MANILA- Solicitor General Jose Calida on Tuesday said the Supreme Court's decision to affirm the declaration of martial law in Mindanao proves that there is a "real and present" rebellion in southern Philippines.
In a statement released shortly before the ruling was officially announced, Calida hailed the high court's decision, saying it showed that the judiciary "is one with the President in protecting and defending our country's sovereignty and territorial integrity."
"The monumental decision of the Supreme Court affirming Proclamation No. 216 underscores the existence of a real and present rebellion that threatens the lives of our fellow Filipinos in
Mindanao, and their much-cherished liberties," Calida said.
"As the conscience of our nation, the Supreme Court did not sit idly [by] to watch our country get dismembered," he said.
In a separate statement, Presidential Spokesperson Ernesto Abella also welcomed the ruling and said Duterte will not waiver in government's commitment to liberate Marawi City and end terrorism.
"The High Court has spoken: Proclamation 216 is constitutional.
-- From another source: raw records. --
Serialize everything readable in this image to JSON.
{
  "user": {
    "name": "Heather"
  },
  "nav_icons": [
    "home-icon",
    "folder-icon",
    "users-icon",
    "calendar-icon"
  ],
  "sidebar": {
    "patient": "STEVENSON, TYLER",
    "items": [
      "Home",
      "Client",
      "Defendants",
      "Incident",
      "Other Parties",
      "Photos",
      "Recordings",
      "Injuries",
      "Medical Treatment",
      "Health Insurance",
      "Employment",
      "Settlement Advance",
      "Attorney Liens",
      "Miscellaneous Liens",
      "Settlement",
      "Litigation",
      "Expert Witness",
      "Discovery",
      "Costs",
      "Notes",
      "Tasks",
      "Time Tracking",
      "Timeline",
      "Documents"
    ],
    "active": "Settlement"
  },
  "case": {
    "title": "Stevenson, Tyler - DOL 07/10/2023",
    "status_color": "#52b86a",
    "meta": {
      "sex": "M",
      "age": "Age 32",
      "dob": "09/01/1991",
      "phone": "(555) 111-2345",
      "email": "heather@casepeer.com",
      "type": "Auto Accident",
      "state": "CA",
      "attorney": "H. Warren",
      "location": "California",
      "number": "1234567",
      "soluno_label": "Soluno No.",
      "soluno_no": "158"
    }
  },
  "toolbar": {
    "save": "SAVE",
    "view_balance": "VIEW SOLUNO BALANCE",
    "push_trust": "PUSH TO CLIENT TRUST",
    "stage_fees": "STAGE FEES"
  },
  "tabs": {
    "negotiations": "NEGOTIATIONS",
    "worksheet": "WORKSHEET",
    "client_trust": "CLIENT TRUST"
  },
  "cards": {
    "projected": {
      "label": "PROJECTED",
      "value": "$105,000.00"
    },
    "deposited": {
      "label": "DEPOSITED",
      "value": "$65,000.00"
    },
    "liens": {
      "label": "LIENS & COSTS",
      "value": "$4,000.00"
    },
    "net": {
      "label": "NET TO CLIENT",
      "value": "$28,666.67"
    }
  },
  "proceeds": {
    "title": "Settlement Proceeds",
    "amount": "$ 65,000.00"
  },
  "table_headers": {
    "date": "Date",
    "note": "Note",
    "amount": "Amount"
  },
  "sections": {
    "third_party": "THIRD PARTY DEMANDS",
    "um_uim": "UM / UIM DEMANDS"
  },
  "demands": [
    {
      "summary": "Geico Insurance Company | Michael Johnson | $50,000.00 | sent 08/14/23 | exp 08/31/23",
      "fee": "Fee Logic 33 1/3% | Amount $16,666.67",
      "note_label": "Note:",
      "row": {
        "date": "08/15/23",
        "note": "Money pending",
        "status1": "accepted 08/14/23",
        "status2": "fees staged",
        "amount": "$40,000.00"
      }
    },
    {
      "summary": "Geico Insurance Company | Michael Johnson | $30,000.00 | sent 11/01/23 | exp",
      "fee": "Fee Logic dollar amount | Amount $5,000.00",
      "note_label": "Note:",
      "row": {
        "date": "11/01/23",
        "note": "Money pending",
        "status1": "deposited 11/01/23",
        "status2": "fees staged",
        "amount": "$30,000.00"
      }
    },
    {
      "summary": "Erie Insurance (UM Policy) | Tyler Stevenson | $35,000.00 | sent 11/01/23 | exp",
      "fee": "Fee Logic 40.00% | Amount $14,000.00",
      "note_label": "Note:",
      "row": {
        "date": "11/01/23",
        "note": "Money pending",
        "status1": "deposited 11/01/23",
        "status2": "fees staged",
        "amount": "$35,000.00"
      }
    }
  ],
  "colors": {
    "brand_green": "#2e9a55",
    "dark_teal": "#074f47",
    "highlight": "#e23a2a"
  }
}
The President is sworn to protect the Filipino people. He will not waver in this commitment to end rebellion, the evil of terrorism and to liberate Marawi," Abella said.
"With the Supreme Court decision, the whole government now stands together as one against a common enemy. We ask the public to give their full support and cooperation to local authorities. After all, securing communities is a responsibility that must be shared by everyone," he added.
In a majority vote, the Supreme Court on Tuesday affirmed
President Rodrigo Duterte's declaration of martial law in Mindanao and dismissed several petitions that questioned its basis.
It came on the 43rd day of the 60-day martial rule over Mindanao, just as government continued offensives against Islamic State-linked Maute and Abu Sayyaf terrorists in Marawi City.
In its ruling, eleven magistrates voted to uphold Duterte's declaration over all of Mindanao, while three voted to limit military rule within Marawi City and nearby areas. One justice, meanwhile, voted to nullify the proclamation altogether.
Details of the decision have yet to be released.
Duterte placed the entire island of Mindanao under military rule on May 23 after clashes between government troops and ISIS-linked terror groups. In justifying his declaration, the president said the militants were planning to create an Islamic State province in Mindanao.
In oral arguments on the petitions last month, Calida insisted that “all the elements of rebellion were present” when Duterte issued Proclamation No. 216. The President also suspended the privilege of the writ of habeas corpus to allow police to make warrantless arrests of terror suspects.